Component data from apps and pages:
◆ ◆ ◆ ◆
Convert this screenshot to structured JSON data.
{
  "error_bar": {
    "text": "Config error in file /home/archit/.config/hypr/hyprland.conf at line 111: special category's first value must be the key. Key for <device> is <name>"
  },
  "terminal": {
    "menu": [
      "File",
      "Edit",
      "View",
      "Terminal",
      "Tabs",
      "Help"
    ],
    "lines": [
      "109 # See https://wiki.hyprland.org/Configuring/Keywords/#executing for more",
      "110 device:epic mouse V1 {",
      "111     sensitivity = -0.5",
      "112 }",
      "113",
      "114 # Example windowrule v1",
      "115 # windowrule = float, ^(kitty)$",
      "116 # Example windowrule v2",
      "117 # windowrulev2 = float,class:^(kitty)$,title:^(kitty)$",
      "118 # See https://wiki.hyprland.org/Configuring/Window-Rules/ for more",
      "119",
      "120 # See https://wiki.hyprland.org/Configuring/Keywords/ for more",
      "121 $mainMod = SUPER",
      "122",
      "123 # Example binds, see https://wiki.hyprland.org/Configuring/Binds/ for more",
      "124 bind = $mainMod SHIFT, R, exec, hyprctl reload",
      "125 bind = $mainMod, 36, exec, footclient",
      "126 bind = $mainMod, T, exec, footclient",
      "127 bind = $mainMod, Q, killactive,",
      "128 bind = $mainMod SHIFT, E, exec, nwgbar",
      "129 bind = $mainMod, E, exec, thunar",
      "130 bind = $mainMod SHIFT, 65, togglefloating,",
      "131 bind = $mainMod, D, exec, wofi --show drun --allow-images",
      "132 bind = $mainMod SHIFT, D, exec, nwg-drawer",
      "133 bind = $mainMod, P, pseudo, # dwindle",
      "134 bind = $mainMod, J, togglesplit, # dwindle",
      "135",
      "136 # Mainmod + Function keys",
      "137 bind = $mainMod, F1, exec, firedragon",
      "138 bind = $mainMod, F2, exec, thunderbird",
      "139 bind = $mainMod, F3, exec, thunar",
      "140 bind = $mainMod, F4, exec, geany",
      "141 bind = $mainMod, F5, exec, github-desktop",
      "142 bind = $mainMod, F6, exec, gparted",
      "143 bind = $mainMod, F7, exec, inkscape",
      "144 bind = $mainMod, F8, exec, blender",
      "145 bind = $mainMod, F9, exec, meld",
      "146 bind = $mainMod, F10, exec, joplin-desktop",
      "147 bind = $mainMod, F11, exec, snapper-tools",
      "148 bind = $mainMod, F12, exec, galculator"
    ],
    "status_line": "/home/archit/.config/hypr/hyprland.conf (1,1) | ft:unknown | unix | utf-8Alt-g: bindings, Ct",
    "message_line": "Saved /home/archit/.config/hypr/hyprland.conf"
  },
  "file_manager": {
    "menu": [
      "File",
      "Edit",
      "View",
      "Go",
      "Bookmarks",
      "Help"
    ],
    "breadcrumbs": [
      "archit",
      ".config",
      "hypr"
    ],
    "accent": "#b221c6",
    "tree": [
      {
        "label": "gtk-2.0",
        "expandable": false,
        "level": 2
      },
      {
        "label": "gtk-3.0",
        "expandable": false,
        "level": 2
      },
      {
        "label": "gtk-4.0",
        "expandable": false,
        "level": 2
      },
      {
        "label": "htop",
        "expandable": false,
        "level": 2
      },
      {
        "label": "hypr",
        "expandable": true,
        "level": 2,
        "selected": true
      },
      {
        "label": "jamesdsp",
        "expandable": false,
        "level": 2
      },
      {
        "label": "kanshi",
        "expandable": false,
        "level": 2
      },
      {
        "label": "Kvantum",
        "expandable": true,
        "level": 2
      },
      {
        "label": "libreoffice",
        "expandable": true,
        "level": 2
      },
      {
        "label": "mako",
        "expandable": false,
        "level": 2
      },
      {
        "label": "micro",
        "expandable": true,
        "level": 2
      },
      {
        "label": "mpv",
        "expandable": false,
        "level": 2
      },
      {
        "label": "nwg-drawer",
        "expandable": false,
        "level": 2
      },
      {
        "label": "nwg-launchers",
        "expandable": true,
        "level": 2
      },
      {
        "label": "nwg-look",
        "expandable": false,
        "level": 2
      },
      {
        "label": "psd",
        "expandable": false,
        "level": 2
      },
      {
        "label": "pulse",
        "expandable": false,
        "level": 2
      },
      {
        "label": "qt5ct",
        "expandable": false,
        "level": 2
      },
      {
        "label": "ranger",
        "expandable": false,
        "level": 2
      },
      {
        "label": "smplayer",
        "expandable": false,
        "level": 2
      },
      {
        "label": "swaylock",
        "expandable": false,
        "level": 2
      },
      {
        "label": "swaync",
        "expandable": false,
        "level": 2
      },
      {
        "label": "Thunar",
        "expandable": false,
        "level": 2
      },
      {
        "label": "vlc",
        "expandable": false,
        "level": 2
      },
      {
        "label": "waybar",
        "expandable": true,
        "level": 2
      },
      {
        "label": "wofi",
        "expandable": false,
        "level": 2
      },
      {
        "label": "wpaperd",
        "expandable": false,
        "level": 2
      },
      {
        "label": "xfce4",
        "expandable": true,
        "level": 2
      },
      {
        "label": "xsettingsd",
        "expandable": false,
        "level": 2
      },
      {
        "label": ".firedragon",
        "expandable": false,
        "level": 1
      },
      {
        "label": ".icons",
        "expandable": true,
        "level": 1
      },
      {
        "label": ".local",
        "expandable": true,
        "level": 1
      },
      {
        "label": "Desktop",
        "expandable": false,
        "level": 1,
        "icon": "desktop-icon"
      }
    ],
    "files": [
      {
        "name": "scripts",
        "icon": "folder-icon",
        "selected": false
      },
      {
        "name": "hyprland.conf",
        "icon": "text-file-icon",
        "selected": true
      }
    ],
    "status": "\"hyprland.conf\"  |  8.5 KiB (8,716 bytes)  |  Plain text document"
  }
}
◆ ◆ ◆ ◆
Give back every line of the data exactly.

Convert this screenshot to structured JSON data.
{
  "error_bar": {
    "text": "Config error in file /home/archit/.config/hypr/hyprland.conf at line 111: special category's first value must be the key. Key for <device> is <name>"
  },
  "terminal": {
    "menu": [
      "File",
      "Edit",
      "View",
      "Terminal",
      "Tabs",
      "Help"
    ],
    "lines": [
      "109 # See https://wiki.hyprland.org/Configuring/Keywords/#executing for more",
      "110 device:epic mouse V1 {",
      "111     sensitivity = -0.5",
      "112 }",
      "113",
      "114 # Example windowrule v1",
      "115 # windowrule = float, ^(kitty)$",
      "116 # Example windowrule v2",
      "117 # windowrulev2 = float,class:^(kitty)$,title:^(kitty)$",
      "118 # See https://wiki.hyprland.org/Configuring/Window-Rules/ for more",
      "119",
      "120 # See https://wiki.hyprland.org/Configuring/Keywords/ for more",
      "121 $mainMod = SUPER",
      "122",
      "123 # Example binds, see https://wiki.hyprland.org/Configuring/Binds/ for more",
      "124 bind = $mainMod SHIFT, R, exec, hyprctl reload",
      "125 bind = $mainMod, 36, exec, footclient",
      "126 bind = $mainMod, T, exec, footclient",
      "127 bind = $mainMod, Q, killactive,",
      "128 bind = $mainMod SHIFT, E, exec, nwgbar",
      "129 bind = $mainMod, E, exec, thunar",
      "130 bind = $mainMod SHIFT, 65, togglefloating,",
      "131 bind = $mainMod, D, exec, wofi --show drun --allow-images",
      "132 bind = $mainMod SHIFT, D, exec, nwg-drawer",
      "133 bind = $mainMod, P, pseudo, # dwindle",
      "134 bind = $mainMod, J, togglesplit, # dwindle",
      "135",
      "136 # Mainmod + Function keys",
      "137 bind = $mainMod, F1, exec, firedragon",
      "138 bind = $mainMod, F2, exec, thunderbird",
      "139 bind = $mainMod, F3, exec, thunar",
      "140 bind = $mainMod, F4, exec, geany",
      "141 bind = $mainMod, F5, exec, github-desktop",
      "142 bind = $mainMod, F6, exec, gparted",
      "143 bind = $mainMod, F7, exec, inkscape",
      "144 bind = $mainMod, F8, exec, blender",
      "145 bind = $mainMod, F9, exec, meld",
      "146 bind = $mainMod, F10, exec, joplin-desktop",
      "147 bind = $mainMod, F11, exec, snapper-tools",
      "148 bind = $mainMod, F12, exec, galculator"
    ],
    "status_line": "/home/archit/.config/hypr/hyprland.conf (1,1) | ft:unknown | unix | utf-8Alt-g: bindings, Ct",
    "message_line": "Saved /home/archit/.config/hypr/hyprland.conf"
  },
  "file_manager": {
    "menu": [
      "File",
      "Edit",
      "View",
      "Go",
      "Bookmarks",
      "Help"
    ],
    "breadcrumbs": [
      "archit",
      ".config",
      "hypr"
    ],
    "accent": "#b221c6",
    "tree": [
      {
        "label": "gtk-2.0",
        "expandable": false,
        "level": 2
      },
      {
        "label": "gtk-3.0",
        "expandable": false,
        "level": 2
      },
      {
        "label": "gtk-4.0",
        "expandable": false,
        "level": 2
      },
      {
        "label": "htop",
        "expandable": false,
        "level": 2
      },
      {
        "label": "hypr",
        "expandable": true,
        "level": 2,
        "selected": true
      },
      {
        "label": "jamesdsp",
        "expandable": false,
        "level": 2
      },
      {
        "label": "kanshi",
        "expandable": false,
        "level": 2
      },
      {
        "label": "Kvantum",
        "expandable": true,
        "level": 2
      },
      {
        "label": "libreoffice",
        "expandable": true,
        "level": 2
      },
      {
        "label": "mako",
        "expandable": false,
        "level": 2
      },
      {
        "label": "micro",
        "expandable": true,
        "level": 2
      },
      {
        "label": "mpv",
        "expandable": false,
        "level": 2
      },
      {
        "label": "nwg-drawer",
        "expandable": false,
        "level": 2
      },
      {
        "label": "nwg-launchers",
        "expandable": true,
        "level": 2
      },
      {
        "label": "nwg-look",
        "expandable": false,
        "level": 2
      },
      {
        "label": "psd",
        "expandable": false,
        "level": 2
      },
      {
        "label": "pulse",
        "expandable": false,
        "level": 2
      },
      {
        "label": "qt5ct",
        "expandable": false,
        "level": 2
      },
      {
        "label": "ranger",
        "expandable": false,
        "level": 2
      },
      {
        "label": "smplayer",
        "expandable": false,
        "level": 2
      },
      {
        "label": "swaylock",
        "expandable": false,
        "level": 2
      },
      {
        "label": "swaync",
        "expandable": false,
        "level": 2
      },
      {
        "label": "Thunar",
        "expandable": false,
        "level": 2
      },
      {
        "label": "vlc",
        "expandable": false,
        "level": 2
      },
      {
        "label": "waybar",
        "expandable": true,
        "level": 2
      },
      {
        "label": "wofi",
        "expandable": false,
        "level": 2
      },
      {
        "label": "wpaperd",
        "expandable": false,
        "level": 2
      },
      {
        "label": "xfce4",
        "expandable": true,
        "level": 2
      },
      {
        "label": "xsettingsd",
        "expandable": false,
        "level": 2
      },
      {
        "label": ".firedragon",
        "expandable": false,
        "level": 1
      },
      {
        "label": ".icons",
        "expandable": true,
        "level": 1
      },
      {
        "label": ".local",
        "expandable": true,
        "level": 1
      },
      {
        "label": "Desktop",
        "expandable": false,
        "level": 1,
        "icon": "desktop-icon"
      }
    ],
    "files": [
      {
        "name": "scripts",
        "icon": "folder-icon",
        "selected": false
      },
      {
        "name": "hyprland.conf",
        "icon": "text-file-icon",
        "selected": true
      }
    ],
    "status": "\"hyprland.conf\"  |  8.5 KiB (8,716 bytes)  |  Plain text document"
  }
}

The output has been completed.